Agricultural wastes, municipal solid wastes, sludge, waste water and food wastes, are currently seen as low-valued materials. However, they are beginning to be recognized as resources for the production of a variety products. Agricultural wastes, for instance, contain high levels of cellulose, hemicelluloses, starch, proteins, as well as lipids. As such, they constitute inexpensive candidates for the biotechnological production of liquid biofuels without competing directly with the ever-growing need for world food supply. As bio-wastes are generated in large scales, in the range of billions of kilograms per year, thus largely available and rather inexpensive, these materials are seriously considered to be potential sources for the production of bio-fuels.
As defined in the revised Waste Framework Directive7, bio-waste includes:
• Garden and park waste;
• Food and kitchen waste from households, restaurants, caterers, retail premises and comparable waste from food processing plants.
Bio-waste does not include forestry or agricultural residue and, thus, should not be confused with the wider term “biodegradable waste” as defined in the Landfill Directive (1999/31/EC), which also covers other biodegradable materials such as wood, paper, cardboard, sewage sludge, natural textiles.
The value chain of biomass waste

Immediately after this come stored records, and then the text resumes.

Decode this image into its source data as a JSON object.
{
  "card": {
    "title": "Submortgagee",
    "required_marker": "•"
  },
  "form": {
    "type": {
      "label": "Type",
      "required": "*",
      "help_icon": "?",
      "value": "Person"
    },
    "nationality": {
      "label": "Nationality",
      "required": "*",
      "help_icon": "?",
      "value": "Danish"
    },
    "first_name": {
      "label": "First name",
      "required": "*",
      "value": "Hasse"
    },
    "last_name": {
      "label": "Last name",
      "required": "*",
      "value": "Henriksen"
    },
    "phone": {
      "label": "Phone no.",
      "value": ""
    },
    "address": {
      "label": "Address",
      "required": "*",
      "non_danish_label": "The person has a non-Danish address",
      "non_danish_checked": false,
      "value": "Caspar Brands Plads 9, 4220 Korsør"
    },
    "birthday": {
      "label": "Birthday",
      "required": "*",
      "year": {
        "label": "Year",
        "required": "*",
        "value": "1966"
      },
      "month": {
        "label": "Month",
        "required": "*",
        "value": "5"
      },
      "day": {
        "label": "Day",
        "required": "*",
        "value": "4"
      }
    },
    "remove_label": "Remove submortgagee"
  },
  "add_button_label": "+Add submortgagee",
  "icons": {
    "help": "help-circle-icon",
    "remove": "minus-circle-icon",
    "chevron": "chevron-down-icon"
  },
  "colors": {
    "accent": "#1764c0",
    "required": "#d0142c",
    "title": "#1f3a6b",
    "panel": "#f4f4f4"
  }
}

For waste biomass is the waste hierarchy not so clear due to the emerging technologies. Biological materials can be radically transformed, either physically, chemically or biologically into a broad plethora of end use products with significantly different properties and end-use market values. Generally speaking there is rough correlation between the technological cost and complexity input into the transformation of the biomass waste and its end-use market value. These end-use products and applications are therefore better considered as a value chain than a hierarchy, where biomass waste is the input feedstock.

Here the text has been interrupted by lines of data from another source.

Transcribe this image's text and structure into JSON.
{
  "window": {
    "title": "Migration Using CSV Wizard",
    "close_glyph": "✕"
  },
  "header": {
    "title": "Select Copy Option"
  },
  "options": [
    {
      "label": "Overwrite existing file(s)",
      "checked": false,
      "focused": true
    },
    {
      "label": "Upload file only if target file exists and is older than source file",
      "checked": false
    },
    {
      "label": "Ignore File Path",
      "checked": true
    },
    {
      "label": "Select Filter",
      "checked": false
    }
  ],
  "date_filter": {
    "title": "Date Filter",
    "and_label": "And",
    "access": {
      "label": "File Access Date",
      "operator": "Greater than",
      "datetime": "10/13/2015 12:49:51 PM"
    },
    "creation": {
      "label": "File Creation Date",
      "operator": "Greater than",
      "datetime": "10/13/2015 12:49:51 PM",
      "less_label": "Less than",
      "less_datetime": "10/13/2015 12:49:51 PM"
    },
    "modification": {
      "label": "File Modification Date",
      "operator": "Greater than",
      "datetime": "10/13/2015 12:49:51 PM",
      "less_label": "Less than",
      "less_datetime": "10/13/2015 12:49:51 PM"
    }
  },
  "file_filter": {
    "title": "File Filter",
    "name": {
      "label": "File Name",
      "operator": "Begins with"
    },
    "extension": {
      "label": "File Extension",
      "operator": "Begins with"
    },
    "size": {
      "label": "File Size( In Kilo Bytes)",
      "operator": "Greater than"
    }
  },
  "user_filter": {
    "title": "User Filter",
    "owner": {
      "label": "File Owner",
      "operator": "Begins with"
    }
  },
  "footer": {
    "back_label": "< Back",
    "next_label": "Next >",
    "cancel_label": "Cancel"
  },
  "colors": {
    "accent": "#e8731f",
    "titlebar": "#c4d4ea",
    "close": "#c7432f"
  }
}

Figure: The value chain of biomass waste
|Recycling of biowaste kg per capita geo/ time||2014||2015||2016|
|Former Yugoslav Republic of Macedonia||68||70||77|
|Source of Data: ec.europa.eu/eurostat|
|Short Description:The indicator is indirectly measured as the ratio of composted/methanised municipal waste (in mass unit) over the total population (in number). The ratio is expressed in kg per capita.
The underlying assumption is that, by and large, the only reasonable treatment of biowaste is composting or anaerobic digestion.